The relationship between salaries and social anxiety
It is a known fact that one area where social anxiety has a big impact on people’s lives is in the workplace. In particular, studies have found that people with social anxiety are less likely to be promoted and have, on average, lower salaries.
When was the last time you asked your boss for a raise?
Lack of assertiveness is one cause of this problem. For some people, being assertive is “too risky” since they have a strong fear of negative judgement – particularly by authority figures. For example, you might be worried about annoying or upsetting your boss, so you convince yourself that “now is not a good time to ask”. Unfortunately, the “right time” never seems to present itself.
In the past, psychologists and counselors would teach you techniques about how to present yourself. For example, common advice would be “make eye contact” and “stand tall with a straight back”. However, if you learn techniques like these without tackling the underlying social anxiety or the fear of negative evaluation, you’ll probably still struggle to gather the courage to ask for a raise.
Facing your fears (with CBT) can be a life changing experience.
One of the most effective ways to tackle anxiety is with a technique called cognitive behavior therapy (CBT). This is a long term solution, since it helps people evaluate and challenge their thoughts and behaviors, making them more likely to engage in activities they previously avoided.
In our AI-Therapy program, we use CBT to identify and target the thoughts and behaviors underlying the user’s social anxiety. Not only do our user report fewer social anxiety symptoms after completing the program, but also an increase in happiness and overall quality of life. Who knows – maybe it will give you the courage to ask for that promotion in 2014?

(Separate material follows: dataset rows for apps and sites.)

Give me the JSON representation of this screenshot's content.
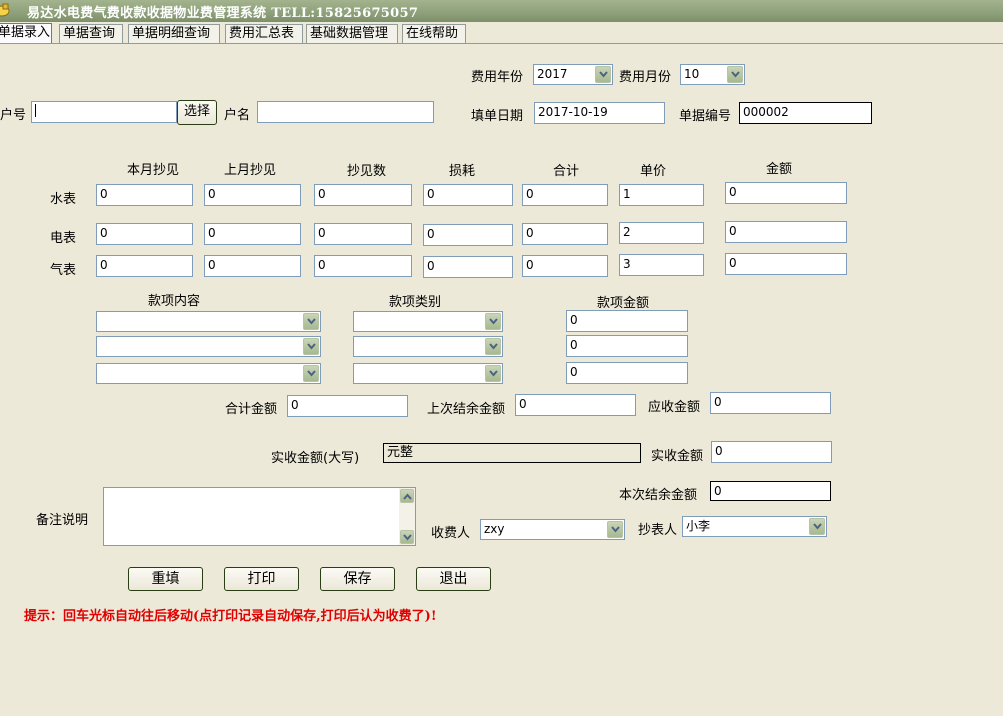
{
  "window": {
    "title": "易达水电费气费收款收据物业费管理系统  TELL:15825675057"
  },
  "tabs": [
    {
      "label": "单据录入",
      "active": true
    },
    {
      "label": "单据查询"
    },
    {
      "label": "单据明细查询"
    },
    {
      "label": "费用汇总表"
    },
    {
      "label": "基础数据管理"
    },
    {
      "label": "在线帮助"
    }
  ],
  "header": {
    "year_label": "费用年份",
    "year_value": "2017",
    "month_label": "费用月份",
    "month_value": "10",
    "account_label": "户号",
    "account_value": "",
    "select_button": "选择",
    "name_label": "户名",
    "name_value": "",
    "date_label": "填单日期",
    "date_value": "2017-10-19",
    "docno_label": "单据编号",
    "docno_value": "000002"
  },
  "meters": {
    "columns": [
      "本月抄见",
      "上月抄见",
      "抄见数",
      "损耗",
      "合计",
      "单价",
      "金额"
    ],
    "rows": [
      {
        "label": "水表",
        "values": [
          "0",
          "0",
          "0",
          "0",
          "0",
          "1",
          "0"
        ]
      },
      {
        "label": "电表",
        "values": [
          "0",
          "0",
          "0",
          "0",
          "0",
          "2",
          "0"
        ]
      },
      {
        "label": "气表",
        "values": [
          "0",
          "0",
          "0",
          "0",
          "0",
          "3",
          "0"
        ]
      }
    ]
  },
  "items": {
    "content_label": "款项内容",
    "type_label": "款项类别",
    "amount_label": "款项金额",
    "rows": [
      {
        "content": "",
        "type": "",
        "amount": "0"
      },
      {
        "content": "",
        "type": "",
        "amount": "0"
      },
      {
        "content": "",
        "type": "",
        "amount": "0"
      }
    ]
  },
  "totals": {
    "total_label": "合计金额",
    "total_value": "0",
    "last_balance_label": "上次结余金额",
    "last_balance_value": "0",
    "receivable_label": "应收金额",
    "receivable_value": "0",
    "paid_upper_label": "实收金额(大写)",
    "paid_upper_value": "元整",
    "paid_label": "实收金额",
    "paid_value": "0",
    "balance_label": "本次结余金额",
    "balance_value": "0"
  },
  "remarks": {
    "label": "备注说明",
    "value": ""
  },
  "people": {
    "collector_label": "收费人",
    "collector_value": "zxy",
    "reader_label": "抄表人",
    "reader_value": "小李"
  },
  "buttons": {
    "reset": "重填",
    "print": "打印",
    "save": "保存",
    "exit": "退出"
  },
  "hint": "提示：回车光标自动往后移动(点打印记录自动保存,打印后认为收费了)!",
  "colors": {
    "background": "#ece9d8",
    "titlebar": "#8ea07a",
    "hint": "#e00000",
    "field_border": "#7f9db9"
  }
}
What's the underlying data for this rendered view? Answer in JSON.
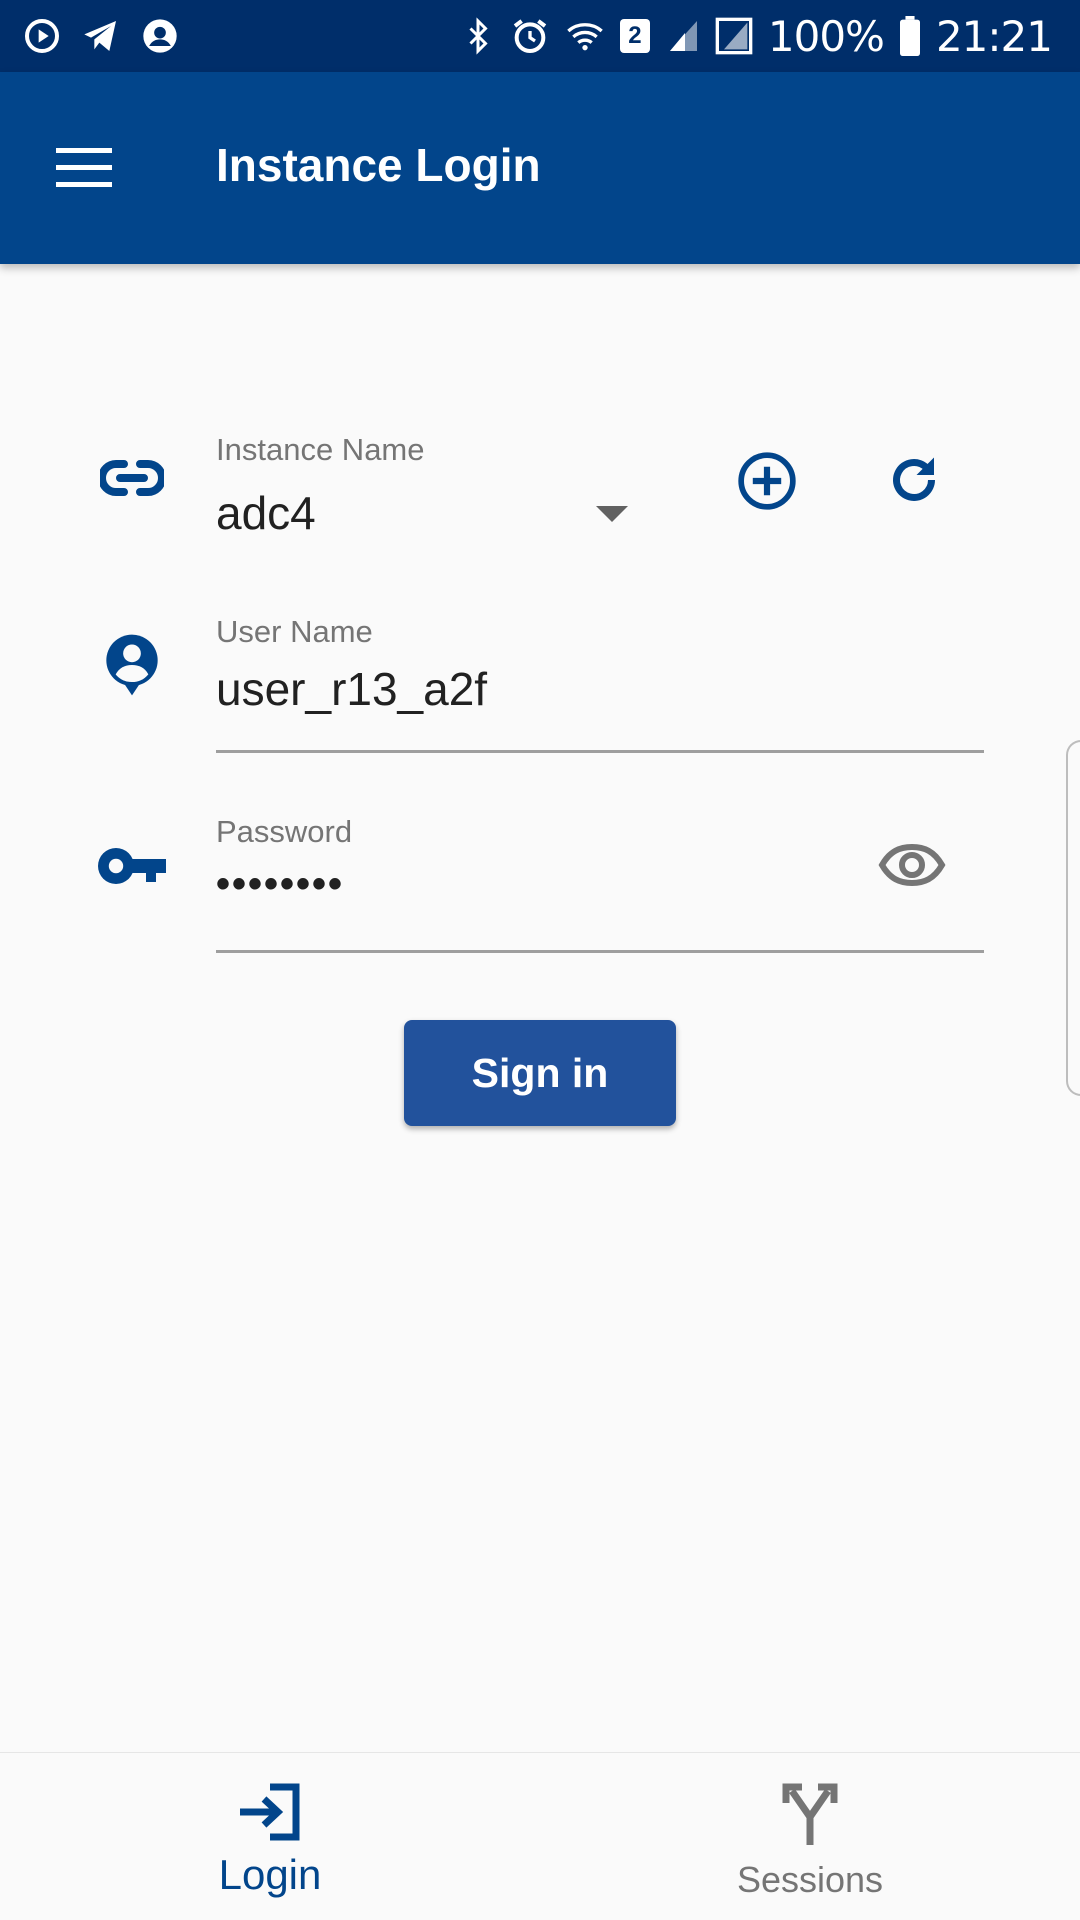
{
  "status_bar": {
    "battery": "100%",
    "time": "21:21",
    "badge": "2"
  },
  "app_bar": {
    "title": "Instance Login"
  },
  "form": {
    "instance": {
      "label": "Instance Name",
      "value": "adc4"
    },
    "username": {
      "label": "User Name",
      "value": "user_r13_a2f"
    },
    "password": {
      "label": "Password",
      "value": "••••••••"
    },
    "sign_in_label": "Sign in"
  },
  "bottom_nav": {
    "items": [
      {
        "label": "Login",
        "active": true
      },
      {
        "label": "Sessions",
        "active": false
      }
    ]
  },
  "colors": {
    "status_bar": "#002e6a",
    "app_bar": "#02458b",
    "primary": "#02458b",
    "button": "#22529c"
  }
}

Fjola Helgadottir, PhD, CPsychol, is a clinical psychologist, a senior research clinician at the University of Oxford, and is a co-creator of AI-Therapy.com, an online CBT treatment program for overcoming social anxiety